**Directions for this task:** Every entry needs to be written out again exactly.

**Given information:**

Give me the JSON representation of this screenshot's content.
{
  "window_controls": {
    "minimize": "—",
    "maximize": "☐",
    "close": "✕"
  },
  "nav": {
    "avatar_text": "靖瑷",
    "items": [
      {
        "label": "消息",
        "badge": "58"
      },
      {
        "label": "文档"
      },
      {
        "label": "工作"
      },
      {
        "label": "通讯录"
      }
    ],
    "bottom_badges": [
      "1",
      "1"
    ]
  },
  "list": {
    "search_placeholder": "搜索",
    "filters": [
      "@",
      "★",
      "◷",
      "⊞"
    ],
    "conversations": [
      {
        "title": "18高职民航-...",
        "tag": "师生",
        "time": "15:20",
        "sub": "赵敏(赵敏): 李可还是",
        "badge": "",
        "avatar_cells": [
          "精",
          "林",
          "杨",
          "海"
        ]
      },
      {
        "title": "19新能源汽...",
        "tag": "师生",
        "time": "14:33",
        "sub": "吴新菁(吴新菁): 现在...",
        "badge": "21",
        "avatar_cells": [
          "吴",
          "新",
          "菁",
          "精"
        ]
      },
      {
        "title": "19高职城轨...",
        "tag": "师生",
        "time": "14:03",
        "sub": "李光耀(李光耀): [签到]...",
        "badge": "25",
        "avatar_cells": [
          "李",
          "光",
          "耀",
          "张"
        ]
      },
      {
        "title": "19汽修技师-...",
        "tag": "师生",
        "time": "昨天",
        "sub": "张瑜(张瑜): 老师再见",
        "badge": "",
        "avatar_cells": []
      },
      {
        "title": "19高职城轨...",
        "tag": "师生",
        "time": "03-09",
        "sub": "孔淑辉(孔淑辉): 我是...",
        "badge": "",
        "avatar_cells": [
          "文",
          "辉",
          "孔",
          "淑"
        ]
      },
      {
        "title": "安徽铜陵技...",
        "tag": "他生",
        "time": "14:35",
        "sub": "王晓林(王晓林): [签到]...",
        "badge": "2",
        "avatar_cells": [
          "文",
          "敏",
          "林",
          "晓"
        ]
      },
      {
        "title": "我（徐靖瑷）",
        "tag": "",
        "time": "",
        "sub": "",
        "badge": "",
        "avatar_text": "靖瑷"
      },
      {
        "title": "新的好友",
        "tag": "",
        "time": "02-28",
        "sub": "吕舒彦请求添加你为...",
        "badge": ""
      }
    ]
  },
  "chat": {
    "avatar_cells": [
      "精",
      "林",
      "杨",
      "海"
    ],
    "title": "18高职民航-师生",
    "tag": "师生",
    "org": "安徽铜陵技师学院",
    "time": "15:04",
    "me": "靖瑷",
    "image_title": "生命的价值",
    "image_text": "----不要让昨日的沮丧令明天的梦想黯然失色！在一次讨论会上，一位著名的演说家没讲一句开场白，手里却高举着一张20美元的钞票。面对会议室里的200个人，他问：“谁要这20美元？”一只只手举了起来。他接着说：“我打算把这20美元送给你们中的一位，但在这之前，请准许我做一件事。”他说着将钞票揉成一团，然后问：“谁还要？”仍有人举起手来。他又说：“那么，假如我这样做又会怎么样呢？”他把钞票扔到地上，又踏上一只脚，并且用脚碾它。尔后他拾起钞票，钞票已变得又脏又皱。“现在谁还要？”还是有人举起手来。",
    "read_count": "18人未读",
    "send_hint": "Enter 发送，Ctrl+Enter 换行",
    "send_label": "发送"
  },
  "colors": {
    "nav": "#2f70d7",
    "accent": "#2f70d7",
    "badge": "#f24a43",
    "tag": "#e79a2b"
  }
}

**Output:**
Give me the JSON representation of this screenshot's content.
{
  "window_controls": {
    "minimize": "—",
    "maximize": "☐",
    "close": "✕"
  },
  "nav": {
    "avatar_text": "靖瑷",
    "items": [
      {
        "label": "消息",
        "badge": "58"
      },
      {
        "label": "文档"
      },
      {
        "label": "工作"
      },
      {
        "label": "通讯录"
      }
    ],
    "bottom_badges": [
      "1",
      "1"
    ]
  },
  "list": {
    "search_placeholder": "搜索",
    "filters": [
      "@",
      "★",
      "◷",
      "⊞"
    ],
    "conversations": [
      {
        "title": "18高职民航-...",
        "tag": "师生",
        "time": "15:20",
        "sub": "赵敏(赵敏): 李可还是",
        "badge": "",
        "avatar_cells": [
          "精",
          "林",
          "杨",
          "海"
        ]
      },
      {
        "title": "19新能源汽...",
        "tag": "师生",
        "time": "14:33",
        "sub": "吴新菁(吴新菁): 现在...",
        "badge": "21",
        "avatar_cells": [
          "吴",
          "新",
          "菁",
          "精"
        ]
      },
      {
        "title": "19高职城轨...",
        "tag": "师生",
        "time": "14:03",
        "sub": "李光耀(李光耀): [签到]...",
        "badge": "25",
        "avatar_cells": [
          "李",
          "光",
          "耀",
          "张"
        ]
      },
      {
        "title": "19汽修技师-...",
        "tag": "师生",
        "time": "昨天",
        "sub": "张瑜(张瑜): 老师再见",
        "badge": "",
        "avatar_cells": []
      },
      {
        "title": "19高职城轨...",
        "tag": "师生",
        "time": "03-09",
        "sub": "孔淑辉(孔淑辉): 我是...",
        "badge": "",
        "avatar_cells": [
          "文",
          "辉",
          "孔",
          "淑"
        ]
      },
      {
        "title": "安徽铜陵技...",
        "tag": "他生",
        "time": "14:35",
        "sub": "王晓林(王晓林): [签到]...",
        "badge": "2",
        "avatar_cells": [
          "文",
          "敏",
          "林",
          "晓"
        ]
      },
      {
        "title": "我（徐靖瑷）",
        "tag": "",
        "time": "",
        "sub": "",
        "badge": "",
        "avatar_text": "靖瑷"
      },
      {
        "title": "新的好友",
        "tag": "",
        "time": "02-28",
        "sub": "吕舒彦请求添加你为...",
        "badge": ""
      }
    ]
  },
  "chat": {
    "avatar_cells": [
      "精",
      "林",
      "杨",
      "海"
    ],
    "title": "18高职民航-师生",
    "tag": "师生",
    "org": "安徽铜陵技师学院",
    "time": "15:04",
    "me": "靖瑷",
    "image_title": "生命的价值",
    "image_text": "----不要让昨日的沮丧令明天的梦想黯然失色！在一次讨论会上，一位著名的演说家没讲一句开场白，手里却高举着一张20美元的钞票。面对会议室里的200个人，他问：“谁要这20美元？”一只只手举了起来。他接着说：“我打算把这20美元送给你们中的一位，但在这之前，请准许我做一件事。”他说着将钞票揉成一团，然后问：“谁还要？”仍有人举起手来。他又说：“那么，假如我这样做又会怎么样呢？”他把钞票扔到地上，又踏上一只脚，并且用脚碾它。尔后他拾起钞票，钞票已变得又脏又皱。“现在谁还要？”还是有人举起手来。",
    "read_count": "18人未读",
    "send_hint": "Enter 发送，Ctrl+Enter 换行",
    "send_label": "发送"
  },
  "colors": {
    "nav": "#2f70d7",
    "accent": "#2f70d7",
    "badge": "#f24a43",
    "tag": "#e79a2b"
  }
}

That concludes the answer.